| The task |
Copy the entries that follow, exactly and completely.

| Given data |
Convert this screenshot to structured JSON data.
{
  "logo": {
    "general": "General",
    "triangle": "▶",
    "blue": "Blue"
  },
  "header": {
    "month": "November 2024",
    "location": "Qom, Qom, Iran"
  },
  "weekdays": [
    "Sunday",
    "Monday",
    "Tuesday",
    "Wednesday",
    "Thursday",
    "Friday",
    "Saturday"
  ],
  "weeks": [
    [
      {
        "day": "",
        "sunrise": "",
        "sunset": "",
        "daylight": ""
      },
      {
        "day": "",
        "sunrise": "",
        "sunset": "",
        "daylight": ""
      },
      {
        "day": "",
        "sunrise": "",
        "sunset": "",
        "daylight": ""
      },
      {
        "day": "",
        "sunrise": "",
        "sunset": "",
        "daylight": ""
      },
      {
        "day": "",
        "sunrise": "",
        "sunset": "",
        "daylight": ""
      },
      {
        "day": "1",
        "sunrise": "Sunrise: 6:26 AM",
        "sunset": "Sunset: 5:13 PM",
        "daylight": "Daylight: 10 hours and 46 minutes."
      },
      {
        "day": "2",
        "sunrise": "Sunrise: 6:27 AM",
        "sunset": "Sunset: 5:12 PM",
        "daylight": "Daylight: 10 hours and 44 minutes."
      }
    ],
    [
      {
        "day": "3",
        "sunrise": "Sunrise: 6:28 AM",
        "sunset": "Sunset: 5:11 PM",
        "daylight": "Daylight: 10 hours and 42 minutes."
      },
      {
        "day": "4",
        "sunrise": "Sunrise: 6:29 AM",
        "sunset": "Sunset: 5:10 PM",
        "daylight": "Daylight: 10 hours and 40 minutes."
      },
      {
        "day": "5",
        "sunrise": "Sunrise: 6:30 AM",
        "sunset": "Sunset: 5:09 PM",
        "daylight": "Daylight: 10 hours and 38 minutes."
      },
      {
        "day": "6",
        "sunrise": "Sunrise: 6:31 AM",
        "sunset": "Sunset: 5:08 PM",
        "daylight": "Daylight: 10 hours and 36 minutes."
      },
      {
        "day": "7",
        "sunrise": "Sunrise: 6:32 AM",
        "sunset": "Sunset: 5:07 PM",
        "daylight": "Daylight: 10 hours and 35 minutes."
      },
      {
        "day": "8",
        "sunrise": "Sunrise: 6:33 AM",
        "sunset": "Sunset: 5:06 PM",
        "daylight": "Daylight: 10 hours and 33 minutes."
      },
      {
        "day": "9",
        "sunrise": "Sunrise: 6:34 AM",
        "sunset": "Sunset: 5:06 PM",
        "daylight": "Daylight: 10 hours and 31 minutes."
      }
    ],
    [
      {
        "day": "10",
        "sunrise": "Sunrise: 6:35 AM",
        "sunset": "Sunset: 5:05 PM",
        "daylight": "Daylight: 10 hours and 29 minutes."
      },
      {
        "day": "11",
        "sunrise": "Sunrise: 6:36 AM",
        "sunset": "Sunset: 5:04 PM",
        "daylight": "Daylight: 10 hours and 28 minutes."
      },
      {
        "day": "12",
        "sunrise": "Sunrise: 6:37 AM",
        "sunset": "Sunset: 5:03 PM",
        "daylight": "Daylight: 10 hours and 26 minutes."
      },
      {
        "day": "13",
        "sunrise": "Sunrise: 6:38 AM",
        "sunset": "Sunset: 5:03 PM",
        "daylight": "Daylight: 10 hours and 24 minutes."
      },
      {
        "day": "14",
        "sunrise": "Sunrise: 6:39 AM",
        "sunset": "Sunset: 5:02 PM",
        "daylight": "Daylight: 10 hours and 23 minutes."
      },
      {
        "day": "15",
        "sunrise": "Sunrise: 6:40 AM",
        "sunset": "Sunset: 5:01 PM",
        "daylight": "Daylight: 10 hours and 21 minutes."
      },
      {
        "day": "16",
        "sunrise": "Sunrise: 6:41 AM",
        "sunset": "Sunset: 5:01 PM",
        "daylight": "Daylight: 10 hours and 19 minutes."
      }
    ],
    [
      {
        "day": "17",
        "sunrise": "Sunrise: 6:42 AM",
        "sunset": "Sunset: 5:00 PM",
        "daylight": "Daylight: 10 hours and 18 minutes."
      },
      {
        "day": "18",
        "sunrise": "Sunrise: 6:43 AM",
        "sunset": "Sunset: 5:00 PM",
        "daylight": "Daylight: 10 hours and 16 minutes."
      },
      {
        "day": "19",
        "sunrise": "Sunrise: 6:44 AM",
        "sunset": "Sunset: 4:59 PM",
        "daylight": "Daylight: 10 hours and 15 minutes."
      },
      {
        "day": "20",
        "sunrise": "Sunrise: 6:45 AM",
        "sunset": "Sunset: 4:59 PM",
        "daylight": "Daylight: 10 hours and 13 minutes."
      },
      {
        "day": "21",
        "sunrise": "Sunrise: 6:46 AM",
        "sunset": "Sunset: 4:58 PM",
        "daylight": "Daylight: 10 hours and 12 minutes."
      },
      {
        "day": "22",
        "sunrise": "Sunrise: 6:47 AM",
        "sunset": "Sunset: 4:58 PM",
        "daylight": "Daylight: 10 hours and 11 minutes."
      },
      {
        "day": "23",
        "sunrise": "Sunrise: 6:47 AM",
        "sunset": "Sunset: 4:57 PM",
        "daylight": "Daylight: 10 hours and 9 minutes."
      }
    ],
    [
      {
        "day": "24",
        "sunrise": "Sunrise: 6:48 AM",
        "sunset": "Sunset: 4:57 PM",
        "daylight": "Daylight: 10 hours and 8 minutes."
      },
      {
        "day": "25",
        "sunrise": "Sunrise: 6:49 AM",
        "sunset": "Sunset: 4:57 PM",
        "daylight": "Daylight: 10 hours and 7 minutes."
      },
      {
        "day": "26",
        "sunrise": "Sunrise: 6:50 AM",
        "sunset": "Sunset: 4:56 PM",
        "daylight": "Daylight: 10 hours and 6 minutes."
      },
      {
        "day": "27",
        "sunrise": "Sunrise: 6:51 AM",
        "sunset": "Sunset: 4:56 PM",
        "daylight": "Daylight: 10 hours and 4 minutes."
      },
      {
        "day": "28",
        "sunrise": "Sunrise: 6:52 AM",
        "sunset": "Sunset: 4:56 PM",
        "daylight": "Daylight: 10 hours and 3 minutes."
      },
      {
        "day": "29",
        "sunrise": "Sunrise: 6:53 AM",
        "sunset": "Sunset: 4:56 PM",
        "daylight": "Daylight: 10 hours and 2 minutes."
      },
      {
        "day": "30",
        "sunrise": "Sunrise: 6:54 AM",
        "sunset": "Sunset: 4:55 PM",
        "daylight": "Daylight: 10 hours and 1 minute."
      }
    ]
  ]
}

| Exercise output |
Convert this screenshot to structured JSON data.
{
  "logo": {
    "general": "General",
    "triangle": "▶",
    "blue": "Blue"
  },
  "header": {
    "month": "November 2024",
    "location": "Qom, Qom, Iran"
  },
  "weekdays": [
    "Sunday",
    "Monday",
    "Tuesday",
    "Wednesday",
    "Thursday",
    "Friday",
    "Saturday"
  ],
  "weeks": [
    [
      {
        "day": "",
        "sunrise": "",
        "sunset": "",
        "daylight": ""
      },
      {
        "day": "",
        "sunrise": "",
        "sunset": "",
        "daylight": ""
      },
      {
        "day": "",
        "sunrise": "",
        "sunset": "",
        "daylight": ""
      },
      {
        "day": "",
        "sunrise": "",
        "sunset": "",
        "daylight": ""
      },
      {
        "day": "",
        "sunrise": "",
        "sunset": "",
        "daylight": ""
      },
      {
        "day": "1",
        "sunrise": "Sunrise: 6:26 AM",
        "sunset": "Sunset: 5:13 PM",
        "daylight": "Daylight: 10 hours and 46 minutes."
      },
      {
        "day": "2",
        "sunrise": "Sunrise: 6:27 AM",
        "sunset": "Sunset: 5:12 PM",
        "daylight": "Daylight: 10 hours and 44 minutes."
      }
    ],
    [
      {
        "day": "3",
        "sunrise": "Sunrise: 6:28 AM",
        "sunset": "Sunset: 5:11 PM",
        "daylight": "Daylight: 10 hours and 42 minutes."
      },
      {
        "day": "4",
        "sunrise": "Sunrise: 6:29 AM",
        "sunset": "Sunset: 5:10 PM",
        "daylight": "Daylight: 10 hours and 40 minutes."
      },
      {
        "day": "5",
        "sunrise": "Sunrise: 6:30 AM",
        "sunset": "Sunset: 5:09 PM",
        "daylight": "Daylight: 10 hours and 38 minutes."
      },
      {
        "day": "6",
        "sunrise": "Sunrise: 6:31 AM",
        "sunset": "Sunset: 5:08 PM",
        "daylight": "Daylight: 10 hours and 36 minutes."
      },
      {
        "day": "7",
        "sunrise": "Sunrise: 6:32 AM",
        "sunset": "Sunset: 5:07 PM",
        "daylight": "Daylight: 10 hours and 35 minutes."
      },
      {
        "day": "8",
        "sunrise": "Sunrise: 6:33 AM",
        "sunset": "Sunset: 5:06 PM",
        "daylight": "Daylight: 10 hours and 33 minutes."
      },
      {
        "day": "9",
        "sunrise": "Sunrise: 6:34 AM",
        "sunset": "Sunset: 5:06 PM",
        "daylight": "Daylight: 10 hours and 31 minutes."
      }
    ],
    [
      {
        "day": "10",
        "sunrise": "Sunrise: 6:35 AM",
        "sunset": "Sunset: 5:05 PM",
        "daylight": "Daylight: 10 hours and 29 minutes."
      },
      {
        "day": "11",
        "sunrise": "Sunrise: 6:36 AM",
        "sunset": "Sunset: 5:04 PM",
        "daylight": "Daylight: 10 hours and 28 minutes."
      },
      {
        "day": "12",
        "sunrise": "Sunrise: 6:37 AM",
        "sunset": "Sunset: 5:03 PM",
        "daylight": "Daylight: 10 hours and 26 minutes."
      },
      {
        "day": "13",
        "sunrise": "Sunrise: 6:38 AM",
        "sunset": "Sunset: 5:03 PM",
        "daylight": "Daylight: 10 hours and 24 minutes."
      },
      {
        "day": "14",
        "sunrise": "Sunrise: 6:39 AM",
        "sunset": "Sunset: 5:02 PM",
        "daylight": "Daylight: 10 hours and 23 minutes."
      },
      {
        "day": "15",
        "sunrise": "Sunrise: 6:40 AM",
        "sunset": "Sunset: 5:01 PM",
        "daylight": "Daylight: 10 hours and 21 minutes."
      },
      {
        "day": "16",
        "sunrise": "Sunrise: 6:41 AM",
        "sunset": "Sunset: 5:01 PM",
        "daylight": "Daylight: 10 hours and 19 minutes."
      }
    ],
    [
      {
        "day": "17",
        "sunrise": "Sunrise: 6:42 AM",
        "sunset": "Sunset: 5:00 PM",
        "daylight": "Daylight: 10 hours and 18 minutes."
      },
      {
        "day": "18",
        "sunrise": "Sunrise: 6:43 AM",
        "sunset": "Sunset: 5:00 PM",
        "daylight": "Daylight: 10 hours and 16 minutes."
      },
      {
        "day": "19",
        "sunrise": "Sunrise: 6:44 AM",
        "sunset": "Sunset: 4:59 PM",
        "daylight": "Daylight: 10 hours and 15 minutes."
      },
      {
        "day": "20",
        "sunrise": "Sunrise: 6:45 AM",
        "sunset": "Sunset: 4:59 PM",
        "daylight": "Daylight: 10 hours and 13 minutes."
      },
      {
        "day": "21",
        "sunrise": "Sunrise: 6:46 AM",
        "sunset": "Sunset: 4:58 PM",
        "daylight": "Daylight: 10 hours and 12 minutes."
      },
      {
        "day": "22",
        "sunrise": "Sunrise: 6:47 AM",
        "sunset": "Sunset: 4:58 PM",
        "daylight": "Daylight: 10 hours and 11 minutes."
      },
      {
        "day": "23",
        "sunrise": "Sunrise: 6:47 AM",
        "sunset": "Sunset: 4:57 PM",
        "daylight": "Daylight: 10 hours and 9 minutes."
      }
    ],
    [
      {
        "day": "24",
        "sunrise": "Sunrise: 6:48 AM",
        "sunset": "Sunset: 4:57 PM",
        "daylight": "Daylight: 10 hours and 8 minutes."
      },
      {
        "day": "25",
        "sunrise": "Sunrise: 6:49 AM",
        "sunset": "Sunset: 4:57 PM",
        "daylight": "Daylight: 10 hours and 7 minutes."
      },
      {
        "day": "26",
        "sunrise": "Sunrise: 6:50 AM",
        "sunset": "Sunset: 4:56 PM",
        "daylight": "Daylight: 10 hours and 6 minutes."
      },
      {
        "day": "27",
        "sunrise": "Sunrise: 6:51 AM",
        "sunset": "Sunset: 4:56 PM",
        "daylight": "Daylight: 10 hours and 4 minutes."
      },
      {
        "day": "28",
        "sunrise": "Sunrise: 6:52 AM",
        "sunset": "Sunset: 4:56 PM",
        "daylight": "Daylight: 10 hours and 3 minutes."
      },
      {
        "day": "29",
        "sunrise": "Sunrise: 6:53 AM",
        "sunset": "Sunset: 4:56 PM",
        "daylight": "Daylight: 10 hours and 2 minutes."
      },
      {
        "day": "30",
        "sunrise": "Sunrise: 6:54 AM",
        "sunset": "Sunset: 4:55 PM",
        "daylight": "Daylight: 10 hours and 1 minute."
      }
    ]
  ]
}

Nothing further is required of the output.